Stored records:
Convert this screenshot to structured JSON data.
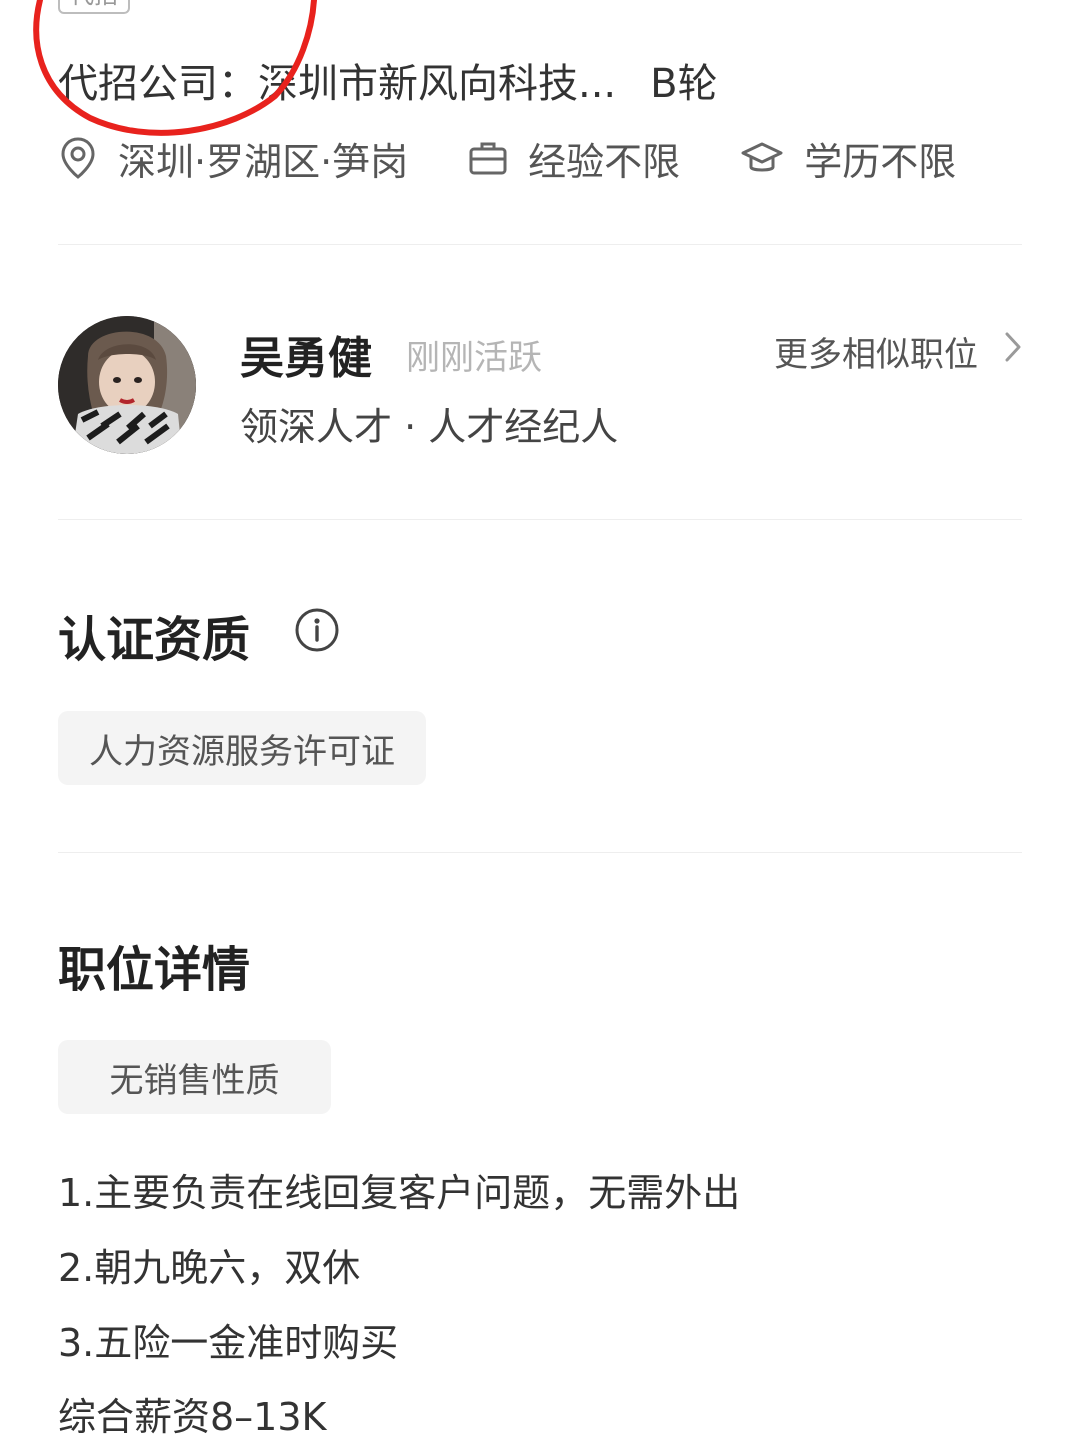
{
  "top_tag": "代招",
  "company": {
    "label": "代招公司：",
    "name": "深圳市新风向科技...",
    "funding_round": "B轮"
  },
  "meta": {
    "location": "深圳·罗湖区·笋岗",
    "experience": "经验不限",
    "education": "学历不限",
    "icons": [
      "location-pin-icon",
      "briefcase-icon",
      "graduation-cap-icon"
    ]
  },
  "recruiter": {
    "name": "吴勇健",
    "status": "刚刚活跃",
    "company_role": "领深人才 · 人才经纪人",
    "more_similar": "更多相似职位"
  },
  "certification": {
    "title": "认证资质",
    "chip": "人力资源服务许可证"
  },
  "job_detail": {
    "title": "职位详情",
    "tag": "无销售性质",
    "lines": [
      "1.主要负责在线回复客户问题，无需外出",
      "2.朝九晚六，双休",
      "3.五险一金准时购买",
      "综合薪资8–13K"
    ]
  },
  "colors": {
    "annotation_circle": "#e8221d",
    "divider": "#eeeeee",
    "chip_bg": "#f4f4f4",
    "status_gray": "#b5b5b5"
  }
}
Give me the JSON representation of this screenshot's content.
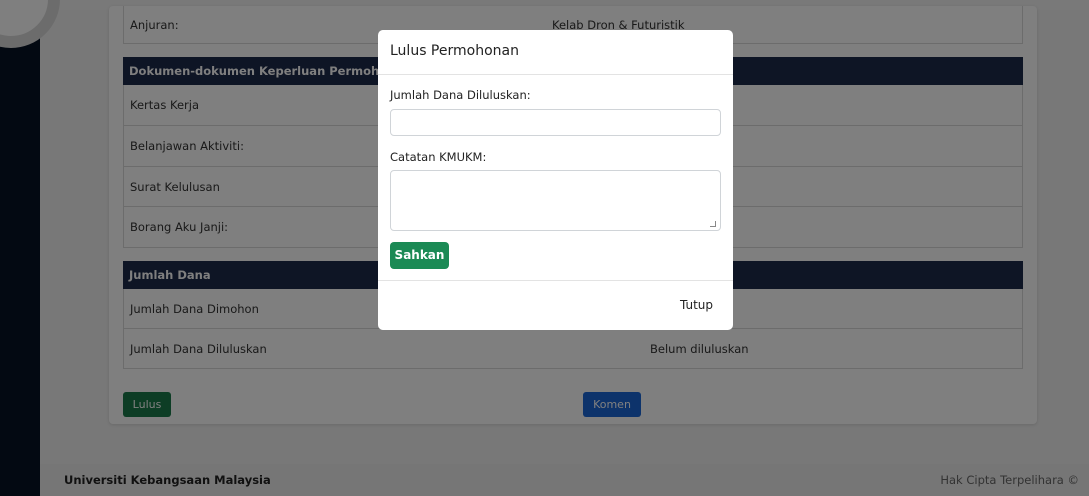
{
  "organizer": {
    "label": "Anjuran:",
    "value": "Kelab Dron & Futuristik"
  },
  "documents": {
    "header": "Dokumen-dokumen Keperluan Permohonan",
    "items": [
      {
        "label": "Kertas Kerja"
      },
      {
        "label": "Belanjawan Aktiviti:"
      },
      {
        "label": "Surat Kelulusan"
      },
      {
        "label": "Borang Aku Janji:"
      }
    ]
  },
  "funds": {
    "header": "Jumlah Dana",
    "requested_label": "Jumlah Dana Dimohon",
    "approved_label": "Jumlah Dana Diluluskan",
    "approved_value": "Belum diluluskan"
  },
  "actions": {
    "approve": "Lulus",
    "comment": "Komen"
  },
  "footer": {
    "left": "Universiti Kebangsaan Malaysia",
    "right": "Hak Cipta Terpelihara ©"
  },
  "modal": {
    "title": "Lulus Permohonan",
    "amount_label": "Jumlah Dana Diluluskan:",
    "amount_value": "",
    "note_label": "Catatan KMUKM:",
    "note_value": "",
    "confirm": "Sahkan",
    "close": "Tutup"
  },
  "colors": {
    "sidebar": "#061325",
    "table_header": "#1d2a4a",
    "approve_button": "#1a7a4a",
    "comment_button": "#1a66d6",
    "confirm_button": "#1b8a55"
  }
}
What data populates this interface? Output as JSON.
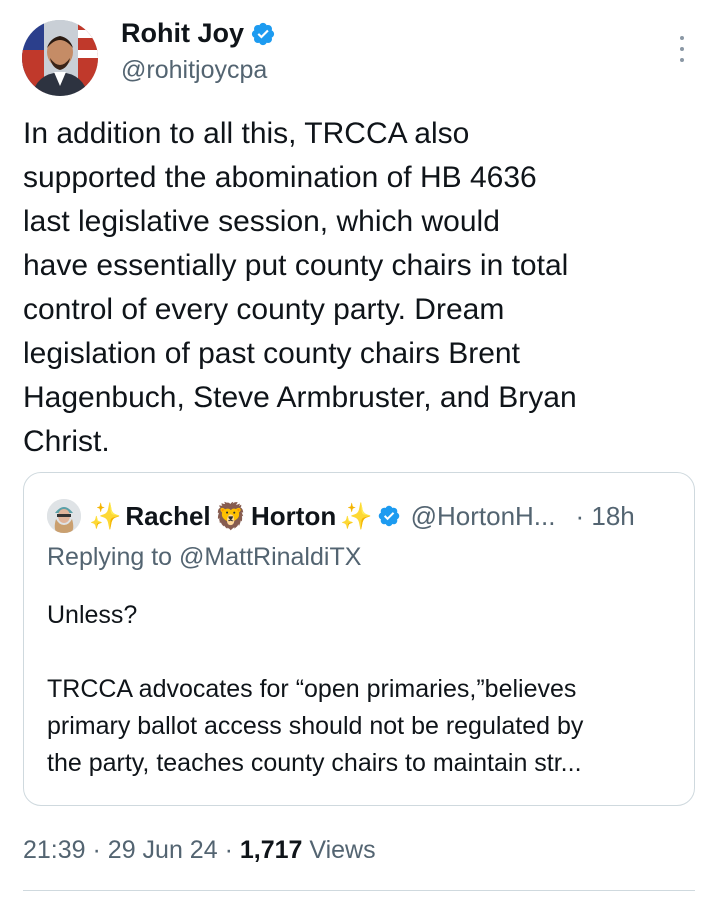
{
  "author": {
    "name": "Rohit Joy",
    "handle": "@rohitjoycpa",
    "avatar_icon": "profile-photo",
    "verified_icon": "verified-badge-icon",
    "verified_color": "#1d9bf0"
  },
  "tweet": {
    "text": "In addition to all this, TRCCA also\nsupported the abomination of HB 4636\nlast legislative session, which would\nhave essentially put county chairs in total\ncontrol of every county party. Dream\nlegislation of past county chairs Brent\nHagenbuch, Steve Armbruster, and Bryan\nChrist."
  },
  "quote": {
    "name_part1": "Rachel",
    "name_part2": "Horton",
    "sparkle_emoji": "✨",
    "lion_emoji": "🦁",
    "handle": "@HortonH...",
    "time": "· 18h",
    "replying_to": "Replying to @MattRinaldiTX",
    "text": "Unless?\n\nTRCCA advocates for “open primaries,”believes\nprimary ballot access should not be regulated by\nthe party, teaches county chairs to maintain str..."
  },
  "meta": {
    "time": "21:39",
    "date": "29 Jun 24",
    "views_count": "1,717",
    "views_label": "Views"
  }
}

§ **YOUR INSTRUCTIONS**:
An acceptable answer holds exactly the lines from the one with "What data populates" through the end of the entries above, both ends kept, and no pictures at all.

§ **RESULT**:
What data populates this interface? Output as JSON.
{
  "author": {
    "name": "Rohit Joy",
    "handle": "@rohitjoycpa",
    "avatar_icon": "profile-photo",
    "verified_icon": "verified-badge-icon",
    "verified_color": "#1d9bf0"
  },
  "tweet": {
    "text": "In addition to all this, TRCCA also\nsupported the abomination of HB 4636\nlast legislative session, which would\nhave essentially put county chairs in total\ncontrol of every county party. Dream\nlegislation of past county chairs Brent\nHagenbuch, Steve Armbruster, and Bryan\nChrist."
  },
  "quote": {
    "name_part1": "Rachel",
    "name_part2": "Horton",
    "sparkle_emoji": "✨",
    "lion_emoji": "🦁",
    "handle": "@HortonH...",
    "time": "· 18h",
    "replying_to": "Replying to @MattRinaldiTX",
    "text": "Unless?\n\nTRCCA advocates for “open primaries,”believes\nprimary ballot access should not be regulated by\nthe party, teaches county chairs to maintain str..."
  },
  "meta": {
    "time": "21:39",
    "date": "29 Jun 24",
    "views_count": "1,717",
    "views_label": "Views"
  }
}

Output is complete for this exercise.